The other three (not counting various artists comps) were instrumental masterpieces (I know, I'm out of superlatives now !!) - especially SLP 316 which includes some of my all-time favorites like 'Little Bit Of Travis', 'Coffee Break', 'Banjo Boogie Shuffle', 'Double Neck Boogie' and the delicate 'Sweet Rosie', plus one of his many collaborations with another great talent, the late Pete Drake, in the form of the non-stop 'Hot Rod Guitar'. 'Golden Gospel Guitar' (SLP 322) is a marvelous collection of sacred tunes and on SLP 373 ('Country Guitar Goes To The Jimmy Dean Show'), Joe plays acoustic lead guitar, sometimes using his electric Mosrite in counterpoint like in 'Dixie Guitar' or his lovely rendition of Arlie Duff's 'Y'All Come'. It should be noted that the jacket of that latter album - nicely designed, like the other Starday LPs from the '60s - included a now scarce 34-page guitar method.
As the sixties drew to a close,
Joe & Rose Lee remained active. They cut two albums and a
few singles for the Mosrite label, on which Joe's discovery, Barbara Mandrel,
had debuted : there was always the same tasty mixture of vocals ('Second Fiddle
To A Guitar', 'Ole Jobro', 'There Goes My Everything') and instros like 'Durango',
'Alabama Jubilee', 'Spanish Dobro' and a version of 'Buckaroo' featuring Joe
on fuzz guitar. Several sides were produced by veteran Bill Woods, including
'Tunin' Up For The Blues'. Joe then appeared on the Chart imprint (his single,
'Guitar Happy', is tremendous : wonder who plays that dazzling steel on it!)
before moving on to CMH in the late seventies, where he cut another nice series
of albums (sometimes with Merle Travis, Grandpa Jones ond others). The 'Grass
'n' Jazz' LP (see discography) was an acoustic Bluegrass/Country Jazz effort
, where Joe was supported by a stellar cast of musicians : Johnny Gimble, Benny
Martin, Bobby Thompson, Harold Bradley, Josh Graves, Hargus 'Pig' Robbins &
Buddy Harmon. All those records are wonderful examples of Country music at its
best ; Joe's playing is always inventive while his and Rose Lee's vocals stay

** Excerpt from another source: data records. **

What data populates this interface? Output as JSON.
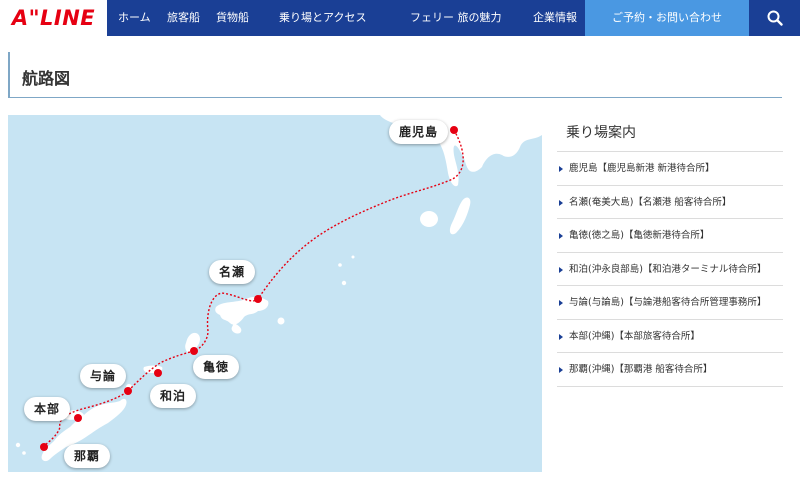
{
  "header": {
    "logo": "A\"LINE",
    "nav": [
      {
        "label": "ホーム",
        "name": "nav-home"
      },
      {
        "label": "旅客船",
        "name": "nav-passenger-ships"
      },
      {
        "label": "貨物船",
        "name": "nav-cargo-ships"
      },
      {
        "label": "乗り場とアクセス",
        "name": "nav-terminals-access"
      },
      {
        "label": "フェリー 旅の魅力",
        "name": "nav-ferry-travel"
      },
      {
        "label": "企業情報",
        "name": "nav-company-info"
      }
    ],
    "cta_label": "ご予約・お問い合わせ",
    "search_icon": "search-icon"
  },
  "page": {
    "title": "航路図"
  },
  "map": {
    "ports": [
      {
        "label": "鹿児島",
        "name": "port-kagoshima"
      },
      {
        "label": "名瀬",
        "name": "port-naze"
      },
      {
        "label": "亀徳",
        "name": "port-kametoku"
      },
      {
        "label": "和泊",
        "name": "port-wadomari"
      },
      {
        "label": "与論",
        "name": "port-yoron"
      },
      {
        "label": "本部",
        "name": "port-motobu"
      },
      {
        "label": "那覇",
        "name": "port-naha"
      }
    ],
    "colors": {
      "sea": "#c7e4f3",
      "land": "#ffffff",
      "route": "#e60012",
      "port": "#e60012"
    }
  },
  "sidebar": {
    "title": "乗り場案内",
    "items": [
      {
        "label": "鹿児島【鹿児島新港 新港待合所】"
      },
      {
        "label": "名瀬(奄美大島)【名瀬港 船客待合所】"
      },
      {
        "label": "亀徳(徳之島)【亀徳新港待合所】"
      },
      {
        "label": "和泊(沖永良部島)【和泊港ターミナル待合所】"
      },
      {
        "label": "与論(与論島)【与論港船客待合所管理事務所】"
      },
      {
        "label": "本部(沖縄)【本部旅客待合所】"
      },
      {
        "label": "那覇(沖縄)【那覇港 船客待合所】"
      }
    ]
  }
}
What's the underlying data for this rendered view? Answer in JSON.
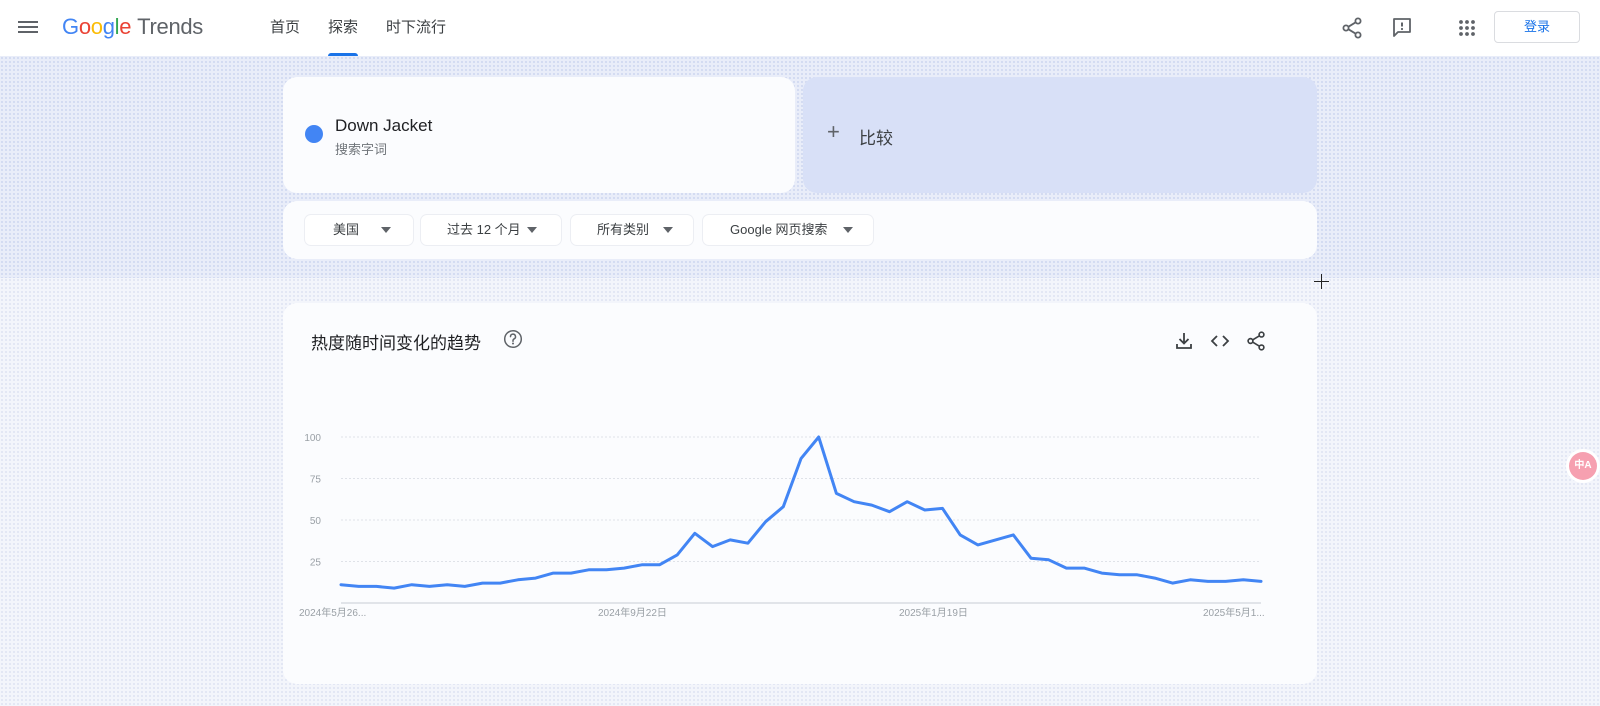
{
  "header": {
    "logo_letters": [
      "G",
      "o",
      "o",
      "g",
      "l",
      "e"
    ],
    "logo_product": "Trends",
    "nav": [
      {
        "label": "首页",
        "active": false
      },
      {
        "label": "探索",
        "active": true
      },
      {
        "label": "时下流行",
        "active": false
      }
    ],
    "login_label": "登录",
    "icons": [
      "share-icon",
      "feedback-icon",
      "apps-icon"
    ]
  },
  "search": {
    "term": "Down Jacket",
    "term_type": "搜索字词",
    "term_color": "#4285f4",
    "compare_label": "比较"
  },
  "filters": [
    {
      "label": "美国"
    },
    {
      "label": "过去 12 个月"
    },
    {
      "label": "所有类别"
    },
    {
      "label": "Google 网页搜索"
    }
  ],
  "chart_card": {
    "title": "热度随时间变化的趋势",
    "icons": [
      "download-icon",
      "embed-icon",
      "share-icon"
    ]
  },
  "translate_badge": "中A",
  "chart_data": {
    "type": "line",
    "title": "热度随时间变化的趋势",
    "xlabel": "",
    "ylabel": "",
    "ylim": [
      0,
      100
    ],
    "yticks": [
      25,
      50,
      75,
      100
    ],
    "xtick_labels": [
      "2024年5月26...",
      "2024年9月22日",
      "2025年1月19日",
      "2025年5月1..."
    ],
    "grid": true,
    "line_color": "#4285f4",
    "series": [
      {
        "name": "Down Jacket",
        "values": [
          11,
          10,
          10,
          9,
          11,
          10,
          11,
          10,
          12,
          12,
          14,
          15,
          18,
          18,
          20,
          20,
          21,
          23,
          23,
          29,
          42,
          34,
          38,
          36,
          49,
          58,
          87,
          100,
          66,
          61,
          59,
          55,
          61,
          56,
          57,
          41,
          35,
          38,
          41,
          27,
          26,
          21,
          21,
          18,
          17,
          17,
          15,
          12,
          14,
          13,
          13,
          14,
          13
        ]
      }
    ]
  }
}
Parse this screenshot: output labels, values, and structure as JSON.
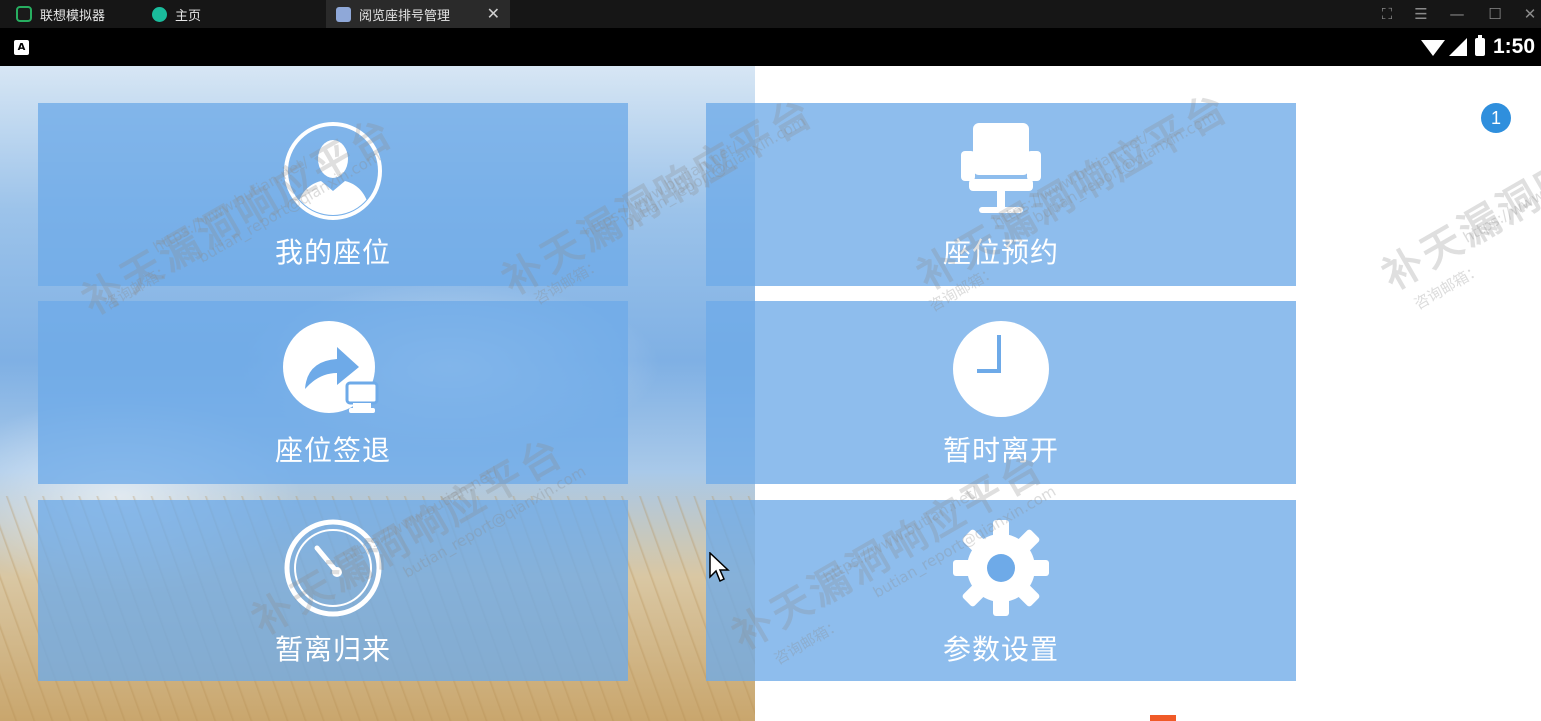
{
  "emulator": {
    "tabs": [
      {
        "label": "联想模拟器"
      },
      {
        "label": "主页"
      },
      {
        "label": "阅览座排号管理"
      }
    ]
  },
  "statusbar": {
    "time": "1:50",
    "app_badge": "A"
  },
  "tiles": [
    {
      "label": "我的座位",
      "icon": "user-avatar-icon"
    },
    {
      "label": "座位预约",
      "icon": "chair-icon"
    },
    {
      "label": "座位签退",
      "icon": "share-arrow-icon"
    },
    {
      "label": "暂时离开",
      "icon": "clock-icon"
    },
    {
      "label": "暂离归来",
      "icon": "timer-icon"
    },
    {
      "label": "参数设置",
      "icon": "gear-icon"
    }
  ],
  "notification_count": "1",
  "watermark": {
    "title": "补天漏洞响应平台",
    "url": "https://www.butian.net/",
    "email_prefix": "咨询邮箱：",
    "email": "butian_report@qianxin.com"
  },
  "colors": {
    "tile": "#6eaae8",
    "badge": "#2f8fdd",
    "titlebar": "#161616"
  }
}
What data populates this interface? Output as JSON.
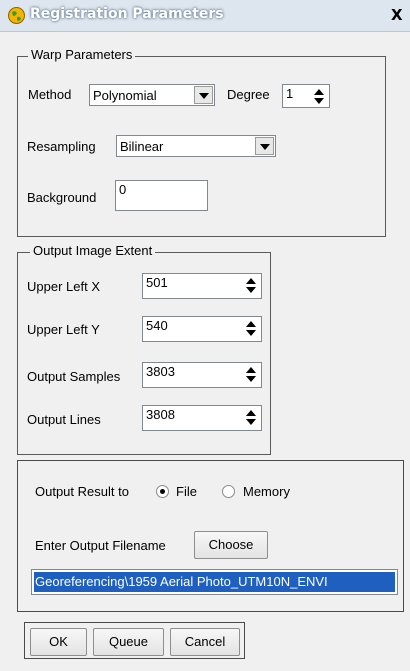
{
  "window": {
    "title": "Registration Parameters",
    "close_label": "X",
    "icon": "globe-app-icon"
  },
  "warp": {
    "legend": "Warp Parameters",
    "method_label": "Method",
    "method_value": "Polynomial",
    "degree_label": "Degree",
    "degree_value": "1",
    "resampling_label": "Resampling",
    "resampling_value": "Bilinear",
    "background_label": "Background",
    "background_value": "0"
  },
  "extent": {
    "legend": "Output Image Extent",
    "upper_left_x_label": "Upper Left X",
    "upper_left_x_value": "501",
    "upper_left_y_label": "Upper Left Y",
    "upper_left_y_value": "540",
    "samples_label": "Output Samples",
    "samples_value": "3803",
    "lines_label": "Output Lines",
    "lines_value": "3808"
  },
  "output": {
    "result_label": "Output Result to",
    "file_label": "File",
    "memory_label": "Memory",
    "selected": "File",
    "filename_label": "Enter Output Filename",
    "choose_label": "Choose",
    "filename_value": "Georeferencing\\1959 Aerial Photo_UTM10N_ENVI"
  },
  "buttons": {
    "ok": "OK",
    "queue": "Queue",
    "cancel": "Cancel"
  },
  "colors": {
    "selection": "#1f5fbf",
    "titlebar": "#dde6ef"
  }
}
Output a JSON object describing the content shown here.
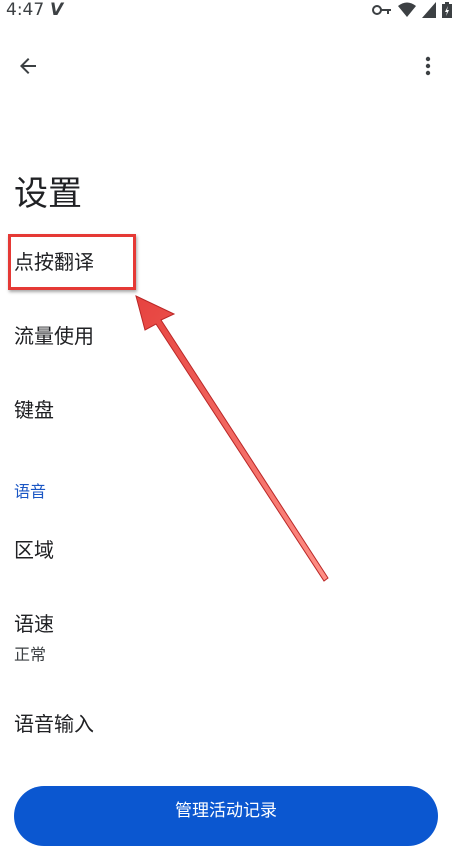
{
  "status_bar": {
    "time": "4:47",
    "carrier_icon": "V"
  },
  "app_bar": {
    "back_icon": "arrow-back",
    "more_icon": "more-vert"
  },
  "page_title": "设置",
  "items": {
    "tap_to_translate": "点按翻译",
    "data_usage": "流量使用",
    "keyboard": "键盘"
  },
  "speech_section": {
    "header": "语音",
    "region": "区域",
    "speed": "语速",
    "speed_value": "正常",
    "voice_input": "语音输入"
  },
  "manage_button_label": "管理活动记录",
  "annotation_color": "#e53935",
  "accent_color": "#0b57d0"
}
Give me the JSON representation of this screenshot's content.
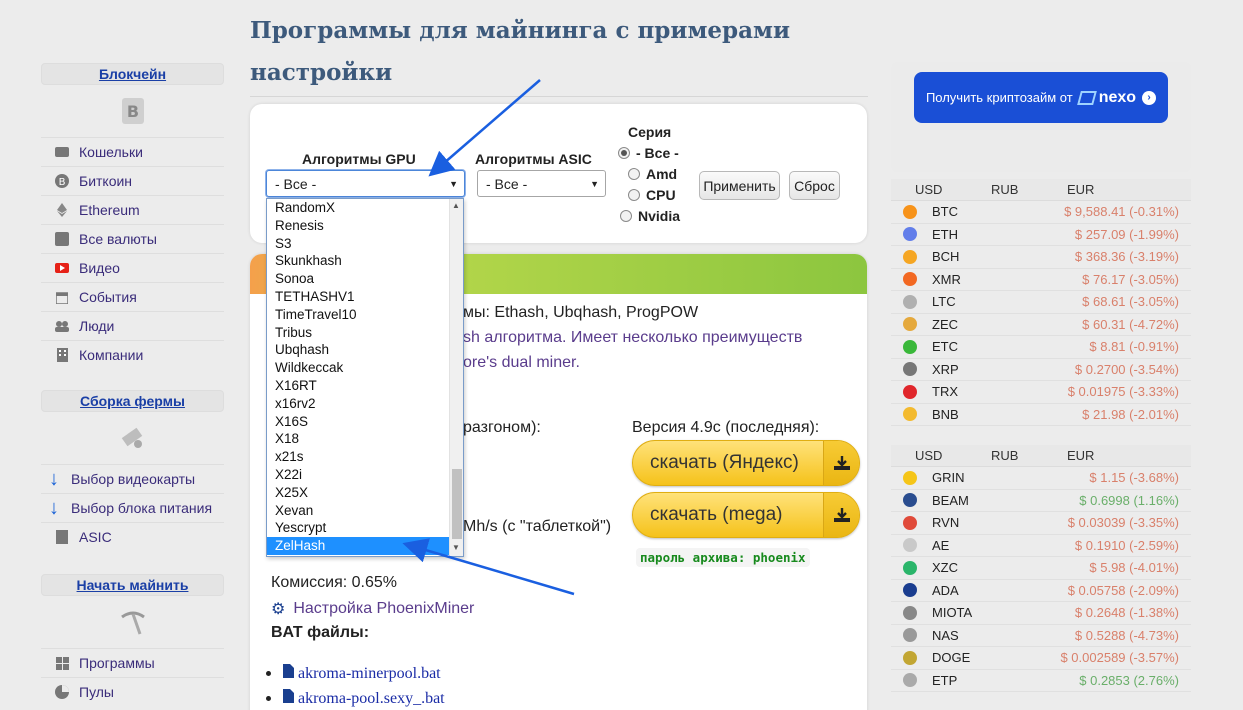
{
  "page": {
    "title_line1": "Программы для майнинга с примерами",
    "title_line2": "настройки"
  },
  "sidebar": {
    "blockchain": {
      "heading": "Блокчейн",
      "items": [
        {
          "label": "Кошельки",
          "icon": "wallet-icon"
        },
        {
          "label": "Биткоин",
          "icon": "bitcoin-icon"
        },
        {
          "label": "Ethereum",
          "icon": "ethereum-icon"
        },
        {
          "label": "Все валюты",
          "icon": "coins-icon"
        },
        {
          "label": "Видео",
          "icon": "youtube-icon"
        },
        {
          "label": "События",
          "icon": "calendar-icon"
        },
        {
          "label": "Люди",
          "icon": "people-icon"
        },
        {
          "label": "Компании",
          "icon": "building-icon"
        }
      ]
    },
    "farm": {
      "heading": "Сборка фермы",
      "items": [
        {
          "label": "Выбор видеокарты",
          "icon": "arrow-down-icon"
        },
        {
          "label": "Выбор блока питания",
          "icon": "arrow-down-icon"
        },
        {
          "label": "ASIC",
          "icon": "chip-icon"
        }
      ]
    },
    "start": {
      "heading": "Начать майнить",
      "items": [
        {
          "label": "Программы",
          "icon": "windows-icon"
        },
        {
          "label": "Пулы",
          "icon": "pie-chart-icon"
        }
      ]
    }
  },
  "filters": {
    "gpu_label": "Алгоритмы GPU",
    "gpu_value": "- Все -",
    "asic_label": "Алгоритмы ASIC",
    "asic_value": "- Все -",
    "series_label": "Серия",
    "series_options": [
      "- Все -",
      "Amd",
      "CPU",
      "Nvidia"
    ],
    "series_selected": "- Все -",
    "apply_label": "Применить",
    "reset_label": "Сброс"
  },
  "dropdown": {
    "options": [
      "RandomX",
      "Renesis",
      "S3",
      "Skunkhash",
      "Sonoa",
      "TETHASHV1",
      "TimeTravel10",
      "Tribus",
      "Ubqhash",
      "Wildkeccak",
      "X16RT",
      "x16rv2",
      "X16S",
      "X18",
      "x21s",
      "X22i",
      "X25X",
      "Xevan",
      "Yescrypt",
      "ZelHash"
    ],
    "selected": "ZelHash"
  },
  "content": {
    "algos_text": "мы: Ethash, Ubqhash, ProgPOW",
    "desc_line1": "sh алгоритма. Имеет несколько преимуществ",
    "desc_line2": "ore's dual miner.",
    "overclock_text": "разгоном):",
    "hashrate_text": "Mh/s (с \"таблеткой\")",
    "version_text": "Версия 4.9c (последняя):",
    "download_yandex": "скачать (Яндекс)",
    "download_mega": "скачать (mega)",
    "password_text": "пароль архива: phoenix",
    "commission_text": "Комиссия: 0.65%",
    "setup_link": "Настройка PhoenixMiner",
    "bat_heading": "BAT файлы:",
    "bat_files": [
      "akroma-minerpool.bat",
      "akroma-pool.sexy_.bat"
    ]
  },
  "right": {
    "nexo_text": "Получить криптозайм от",
    "nexo_brand": "nexo",
    "headers": [
      "USD",
      "RUB",
      "EUR"
    ],
    "rates1": [
      {
        "sym": "BTC",
        "val": "$ 9,588.41 (-0.31%)",
        "trend": "neg",
        "color": "#f7931a"
      },
      {
        "sym": "ETH",
        "val": "$ 257.09 (-1.99%)",
        "trend": "neg",
        "color": "#627eea"
      },
      {
        "sym": "BCH",
        "val": "$ 368.36 (-3.19%)",
        "trend": "neg",
        "color": "#f5a623"
      },
      {
        "sym": "XMR",
        "val": "$ 76.17 (-3.05%)",
        "trend": "neg",
        "color": "#f26822"
      },
      {
        "sym": "LTC",
        "val": "$ 68.61 (-3.05%)",
        "trend": "neg",
        "color": "#b0b0b0"
      },
      {
        "sym": "ZEC",
        "val": "$ 60.31 (-4.72%)",
        "trend": "neg",
        "color": "#e5a93d"
      },
      {
        "sym": "ETC",
        "val": "$ 8.81 (-0.91%)",
        "trend": "neg",
        "color": "#3ab83a"
      },
      {
        "sym": "XRP",
        "val": "$ 0.2700 (-3.54%)",
        "trend": "neg",
        "color": "#777777"
      },
      {
        "sym": "TRX",
        "val": "$ 0.01975 (-3.33%)",
        "trend": "neg",
        "color": "#e0262b"
      },
      {
        "sym": "BNB",
        "val": "$ 21.98 (-2.01%)",
        "trend": "neg",
        "color": "#f3ba2f"
      }
    ],
    "rates2": [
      {
        "sym": "GRIN",
        "val": "$ 1.15 (-3.68%)",
        "trend": "neg",
        "color": "#f5c518"
      },
      {
        "sym": "BEAM",
        "val": "$ 0.6998 (1.16%)",
        "trend": "pos",
        "color": "#2a4d8f"
      },
      {
        "sym": "RVN",
        "val": "$ 0.03039 (-3.35%)",
        "trend": "neg",
        "color": "#e04a3a"
      },
      {
        "sym": "AE",
        "val": "$ 0.1910 (-2.59%)",
        "trend": "neg",
        "color": "#c9c9c9"
      },
      {
        "sym": "XZC",
        "val": "$ 5.98 (-4.01%)",
        "trend": "neg",
        "color": "#2ab56a"
      },
      {
        "sym": "ADA",
        "val": "$ 0.05758 (-2.09%)",
        "trend": "neg",
        "color": "#1a3d8f"
      },
      {
        "sym": "MIOTA",
        "val": "$ 0.2648 (-1.38%)",
        "trend": "neg",
        "color": "#888888"
      },
      {
        "sym": "NAS",
        "val": "$ 0.5288 (-4.73%)",
        "trend": "neg",
        "color": "#999999"
      },
      {
        "sym": "DOGE",
        "val": "$ 0.002589 (-3.57%)",
        "trend": "neg",
        "color": "#c2a633"
      },
      {
        "sym": "ETP",
        "val": "$ 0.2853 (2.76%)",
        "trend": "pos",
        "color": "#aaaaaa"
      }
    ]
  }
}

well rooted in traditional styles - the whole thing sounding varied, modern,
though conjuring up what I would call 'prairie' images and feelings.
Of course, Joe had also made his mark with TV themes and the duo remained very popular until the end ... The end occurred on June 27, 1986, when Joe died of lung cancer. Rose Lee and their children (Jody and Dale cut at least one album each with their father) keep his memory alive, as do all those fans and collectors who were instantly knocked out by his incredible musicianship. His skills and versatility led to his ubiquity in the West Coast recording studios during the '50s, a most important period of transition ; therefore, it can be safely said that Joe Maphis strongly contributed to shape modern Country music.
© Paul Vidal * Privas, France * 1998/2008